This work explores the reproducibility of CFGAN. CFGAN and its family of models (TagRec, MTPR, and CRGAN) learn to generate personalized and fake-but-realistic rankings of preferences for top-N recommendations by using previous interactions. This work successfully replicates the results published in the original paper and discusses the impact of certain differences between the CFGAN framework and the model used in the original evaluation. The absence of random noise and the use of real user profiles as condition vectors leaves the generator prone to learn a degenerate solution in which the output vector is identical to the input vector, therefore, behaving essentially as a simple autoencoder. The work further expands the experimental analysis comparing CFGAN against a selection of simple and well-known properly optimized baselines, observing that CFGAN is not consistently competitive against them despite its high computational cost. To ensure the reproducibility of these analyses, this work describes the experimental methodology and publishes all datasets and source code.
This work explores the reproducibility of CFGAN. CFGAN and its family of models (TagRec, MTPR, and CRGAN) learn to generate personalized and fake-but-realistic rankings of preferences for top-N recommendations by using previous interactions. This work successfully replicates the results published in the original paper and discusses the impact of certain differences between the CFGAN framework and the model used in the original evaluation. The absence of random noise and the use of real user profiles as condition vectors leaves the generator prone to learn a degenerate solution in which the output vector is identical to the input vector, therefore, behaving essentially as a simple autoencoder. The work further expands the experimental analysis comparing CFGAN against a selection of simple and well-known properly optimized baselines, observing that CFGAN is not consistently competitive against them despite its high computational cost. To ensure the reproducibility of these analyses, this work describes the experimental methodology and publishes all datasets and source code.
Experimental benchmarks of the job shop scheduling problems on a quantum annealer (JSSP), formulated as a Constraint Satisfaction Problem (CSP), from which QUBO problems are evaluated.

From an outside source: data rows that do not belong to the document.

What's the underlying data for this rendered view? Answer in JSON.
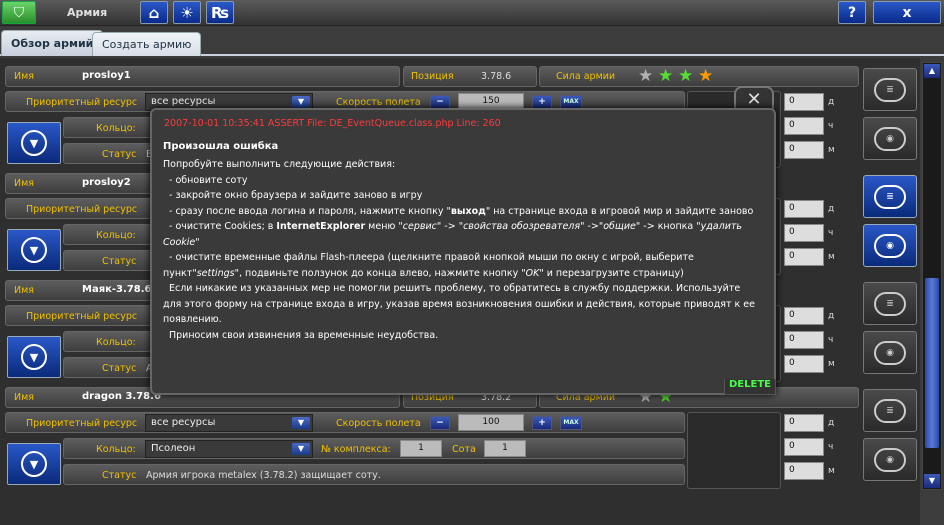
{
  "app": {
    "title": "Армия",
    "logo_icon": "shield-icon",
    "help_label": "?",
    "close_label": "x"
  },
  "tabs": [
    {
      "label": "Обзор армий"
    },
    {
      "label": "Создать армию"
    }
  ],
  "labels": {
    "name": "Имя",
    "position": "Позиция",
    "power": "Сила армии",
    "priority": "Приоритетный ресурс",
    "speed": "Скорость полета",
    "ring": "Кольцо:",
    "status": "Статус",
    "complex": "№ комплекса:",
    "sota": "Сота",
    "max": "MAX",
    "minus": "−",
    "plus": "+",
    "days": "д",
    "hours": "ч",
    "minutes": "м"
  },
  "armies": [
    {
      "name": "prosloy1",
      "position": "3.78.6",
      "stars": [
        "#b0b0b0",
        "#55dd33",
        "#55dd33",
        "#ff9900"
      ],
      "resource": "все ресурсы",
      "speed": "150",
      "ring": "",
      "status": "В",
      "timer": [
        "0",
        "0",
        "0"
      ]
    },
    {
      "name": "prosloy2",
      "position": "",
      "stars": [],
      "resource": "",
      "speed": "",
      "ring": "",
      "status": "",
      "timer": [
        "0",
        "0",
        "0"
      ]
    },
    {
      "name": "Маяк-3.78.6",
      "position": "",
      "stars": [],
      "resource": "",
      "speed": "",
      "ring": "",
      "status": "А",
      "timer": [
        "0",
        "0",
        "0"
      ]
    },
    {
      "name": "dragon 3.78.6",
      "position": "3.78.2",
      "stars": [
        "#b0b0b0",
        "#55dd33"
      ],
      "resource": "все ресурсы",
      "speed": "100",
      "ring": "Псолеон",
      "complex": "1",
      "sota": "1",
      "status": "Армия игрока metalex (3.78.2) защищает соту.",
      "timer": [
        "0",
        "0",
        "0"
      ]
    }
  ],
  "dialog": {
    "error_code": "2007-10-01 10:35:41  ASSERT File: DE_EventQueue.class.php Line: 260",
    "title": "Произошла ошибка",
    "intro": "Попробуйте выполнить следующие действия:",
    "step1": "- обновите соту",
    "step2": "- закройте окно браузера и зайдите заново в игру",
    "step3_pre": "- сразу после ввода логина и пароля, нажмите кнопку \"",
    "step3_bold": "выход",
    "step3_post": "\" на странице входа в игровой мир и зайдите заново",
    "step4_pre": "- очистите Cookies; в ",
    "step4_bold": "InternetExplorer",
    "step4_mid": " меню \"",
    "step4_i1": "сервис",
    "step4_a1": "\" -> \"",
    "step4_i2": "свойства обозревателя",
    "step4_a2": "\" ->\"",
    "step4_i3": "общие",
    "step4_a3": "\" -> кнопка \"",
    "step4_i4": "удалить",
    "step4_line2_i": "Cookie",
    "step4_line2_post": "\"",
    "step5": "- очистите временные файлы Flash-плеера (щелкните правой кнопкой мыши по окну с игрой, выберите",
    "step5_line2_pre": "пункт\"",
    "step5_line2_i": "settings",
    "step5_line2_post": "\", подвиньте ползунок до конца влево, нажмите кнопку \"",
    "step5_line2_i2": "OK",
    "step5_line2_end": "\" и перезагрузите страницу)",
    "support1": "Если никакие из указанных мер не помогли решить проблему, то обратитесь в службу поддержки. Используйте",
    "support2": "для этого форму на странице входа в игру, указав время возникновения ошибки и действия, которые приводят к ее",
    "support3": "появлению.",
    "apology": "Приносим свои извинения за временные неудобства.",
    "delete_label": "DELETE",
    "close_icon": "close-x-icon"
  }
}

Lab head

Paolo Cremonesi
Department
  • Department of Electronics, Information, and Bioengineering

Members (5)

Maurizio Ferrari Dacrema
  • Politecnico di Milano
Cesare Bernardis
  • Politecnico di Milano
Nicolò Felicioni
  • Politecnico di Milano
Stefano Cereda
  • Politecnico di Milano

Alumni (5)

Yashar Deldjoo
  • Politecnico di Bari
Mehdi Elahi
  • University of Bergen
Massimo Quadrana
  • Politecnico di Milano
Roberto Pagano
  • Politecnico di Milano